Dr. Jacqueline Casillas, a pediatric hematologist/oncologist and medical director at MemorialCare Miller Children’s & Women’s Hospital Long Beach, explains that lifestyle factors such as obesity, unhealthy diets, sedentary living, and antibiotic use that alters a child’s gut microbiome may contribute to the development of colorectal cancer in young people. However, she emphasizes that the reasons for this trend are still unclear and further investigation is needed.

On the other hand, Dr. Jeffrey Hyams, a pediatric gastroenterologist at Connecticut Children’s Medical Center, reassures that colorectal cancer in teenagers is extremely rare. In his 40 years of medical practice, he has only encountered one case of this cancer in a teenager, and even that case had predisposing risk factors. Risk factors for colorectal cancer include inflammatory bowel disease, family history of the disease, and inherited syndromes, according to the American Cancer Society.

Dr. Anton Bilchik, a surgical oncologist and director of the Gastrointestinal and Hepatobiliary Program at Providence Saint John’s Cancer Institute, echoes the rarity of this phenomenon, cautioning that the numbers should be interpreted carefully. He stresses the importance of considering family history and other factors before drawing any conclusions.

While this information is not a reason to initiate colonoscopy screenings in children, it does highlight the need to understand the underlying causes of this trend, says Dr. Bilchik.

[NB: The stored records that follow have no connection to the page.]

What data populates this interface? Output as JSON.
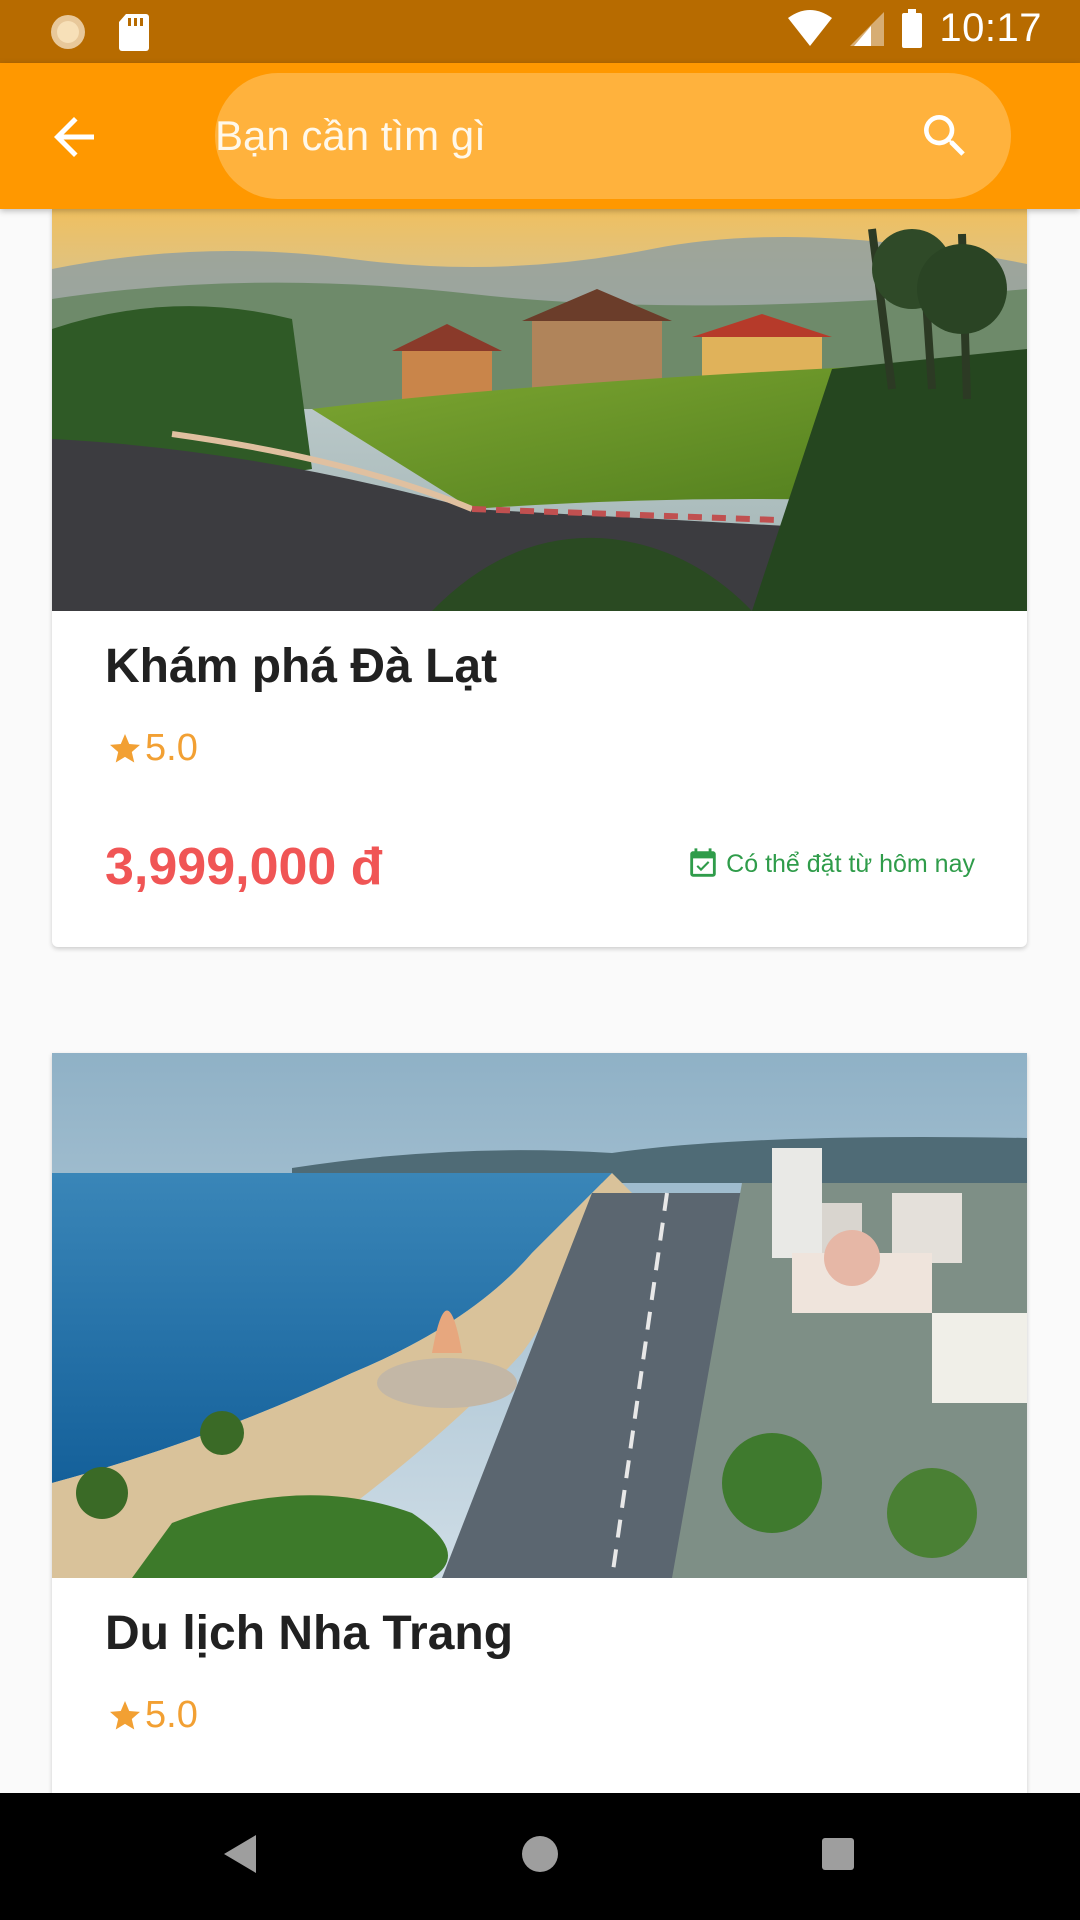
{
  "status_bar": {
    "time": "10:17",
    "left_icons": [
      "sun-settings-icon",
      "sd-card-icon"
    ],
    "right_icons": [
      "wifi-icon",
      "cell-signal-icon",
      "battery-icon"
    ]
  },
  "app_bar": {
    "back_icon": "arrow-back-icon",
    "search_placeholder": "Bạn cần tìm gì",
    "search_icon": "search-icon",
    "accent_color": "#ff9800"
  },
  "tours": [
    {
      "title": "Khám phá Đà Lạt",
      "rating": "5.0",
      "price": "3,999,000 đ",
      "availability": "Có thể đặt từ hôm nay"
    },
    {
      "title": "Du lịch Nha Trang",
      "rating": "5.0"
    }
  ],
  "colors": {
    "price": "#f05555",
    "rating": "#f2a033",
    "availability": "#2f9c4a"
  },
  "nav_bar": {
    "icons": [
      "nav-back-icon",
      "nav-home-icon",
      "nav-recents-icon"
    ]
  }
}
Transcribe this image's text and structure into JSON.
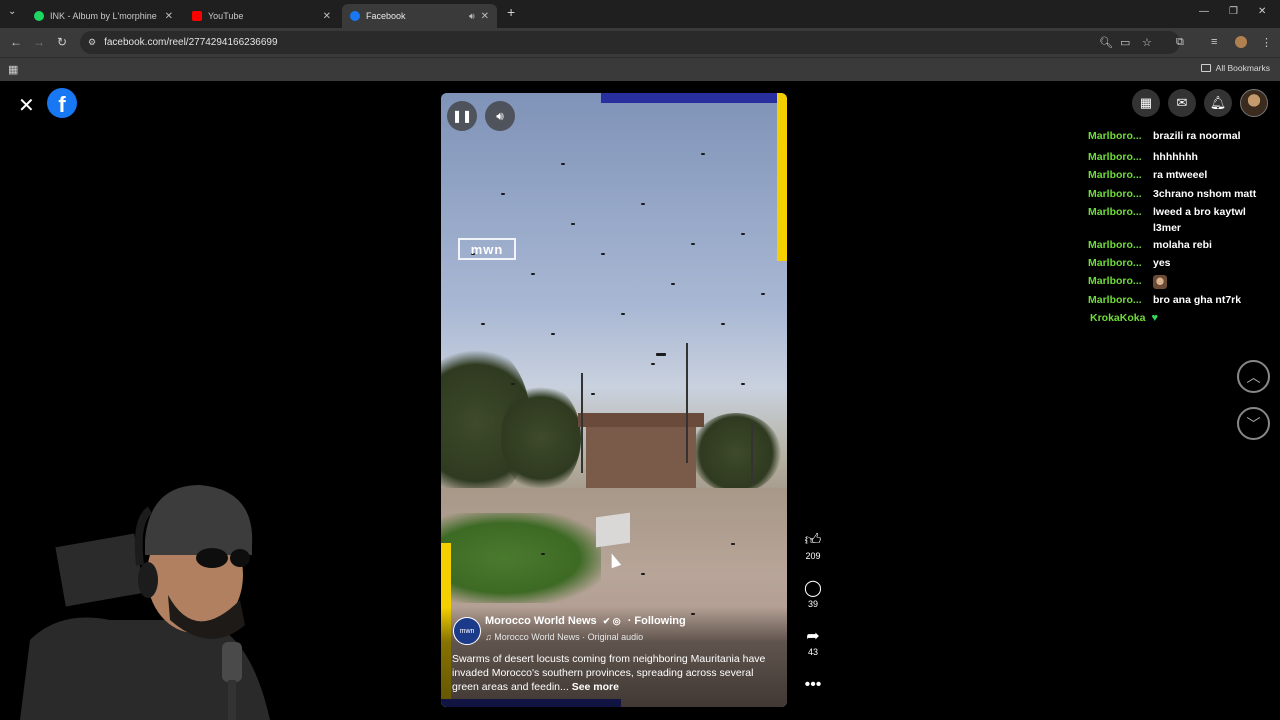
{
  "browser": {
    "tabs": [
      {
        "title": "INK - Album by L'morphine | Sp",
        "favicon_color": "#1ed760"
      },
      {
        "title": "YouTube",
        "favicon_color": "#ff0000"
      },
      {
        "title": "Facebook",
        "favicon_color": "#1877f2"
      }
    ],
    "url": "facebook.com/reel/2774294166236699",
    "all_bookmarks": "All Bookmarks"
  },
  "reel": {
    "watermark": "mwn",
    "page_avatar_text": "mwn",
    "page_name": "Morocco World News",
    "following_label": "· Following",
    "audio": "♫ Morocco World News · Original audio",
    "description": "Swarms of desert locusts coming from neighboring Mauritania have invaded Morocco's southern provinces, spreading across several green areas and feedin...",
    "see_more": "See more"
  },
  "actions": {
    "likes": "209",
    "comments": "39",
    "shares": "43"
  },
  "chat": {
    "lines": [
      {
        "user": "Marlboro...",
        "msg": "brazili ra noormal"
      },
      {
        "user": "Marlboro...",
        "msg": "hhhhhhh"
      },
      {
        "user": "Marlboro...",
        "msg": "ra mtweeel"
      },
      {
        "user": "Marlboro...",
        "msg": "3chrano nshom matt"
      },
      {
        "user": "Marlboro...",
        "msg": "lweed a bro kaytwl l3mer"
      },
      {
        "user": "Marlboro...",
        "msg": "molaha rebi"
      },
      {
        "user": "Marlboro...",
        "msg": "yes"
      },
      {
        "user": "Marlboro...",
        "msg": ""
      },
      {
        "user": "Marlboro...",
        "msg": "bro ana gha nt7rk"
      }
    ],
    "last_user": "KrokaKoka"
  }
}
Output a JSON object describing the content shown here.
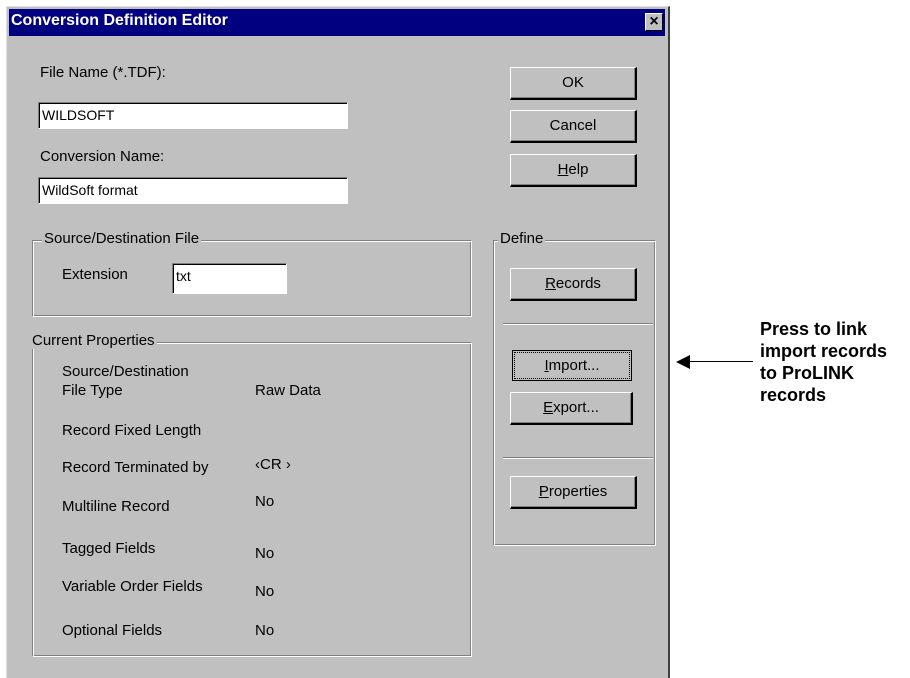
{
  "window": {
    "title": "Conversion Definition Editor",
    "close_glyph": "×"
  },
  "fields": {
    "file_name_label": "File Name (*.TDF):",
    "file_name_value": "WILDSOFT",
    "conversion_name_label": "Conversion Name:",
    "conversion_name_value": "WildSoft format"
  },
  "buttons": {
    "ok": "OK",
    "cancel": "Cancel",
    "help_prefix": "",
    "help_accel": "H",
    "help_rest": "elp"
  },
  "source_dest": {
    "title": "Source/Destination File",
    "extension_label": "Extension",
    "extension_value": "txt"
  },
  "define": {
    "title": "Define",
    "records_accel": "R",
    "records_rest": "ecords",
    "import_accel": "I",
    "import_rest": "mport...",
    "export_accel": "E",
    "export_rest": "xport...",
    "properties_accel": "P",
    "properties_rest": "roperties"
  },
  "current_properties": {
    "title": "Current Properties",
    "rows": [
      {
        "label_line1": "Source/Destination",
        "label_line2": "File Type",
        "value": "Raw Data"
      },
      {
        "label": "Record Fixed Length",
        "value": ""
      },
      {
        "label": "Record Terminated by",
        "value": "‹CR  ›"
      },
      {
        "label": "Multiline Record",
        "value": "No"
      },
      {
        "label": "Tagged Fields",
        "value": "No"
      },
      {
        "label": "Variable Order Fields",
        "value": "No"
      },
      {
        "label": "Optional Fields",
        "value": "No"
      }
    ]
  },
  "annotation": {
    "lines": [
      "Press to link",
      "import records",
      "to ProLINK",
      "records"
    ],
    "arrow_icon": "left-arrow-icon"
  },
  "colors": {
    "titlebar": "#000080",
    "dialog_face": "#c0c0c0",
    "input_bg": "#ffffff"
  }
}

What symptoms should parents be aware of?
According to the study, the most common symptoms experienced by patients with colorectal cancer were identified as signs of iron deficiency anemia. It is important to distinguish these symptoms from less serious stomach issues. Although the presence of these symptoms in children does not automatically indicate colorectal cancer, it is crucial to have them evaluated by a doctor if they persist for more than a month or two. Tests such as stool testing, blood work, and abdominal X-rays are typically conducted before considering a colonoscopy. Parents should prioritize their child’s gut health and continue seeking answers if something seems abnormal. The study also serves as a reminder to establish healthy habits early in life, such as maintaining a nutritious diet and engaging in regular physical activity. However, doctors emphasize that parents should not panic, as colorectal cancer is still extremely rare in children.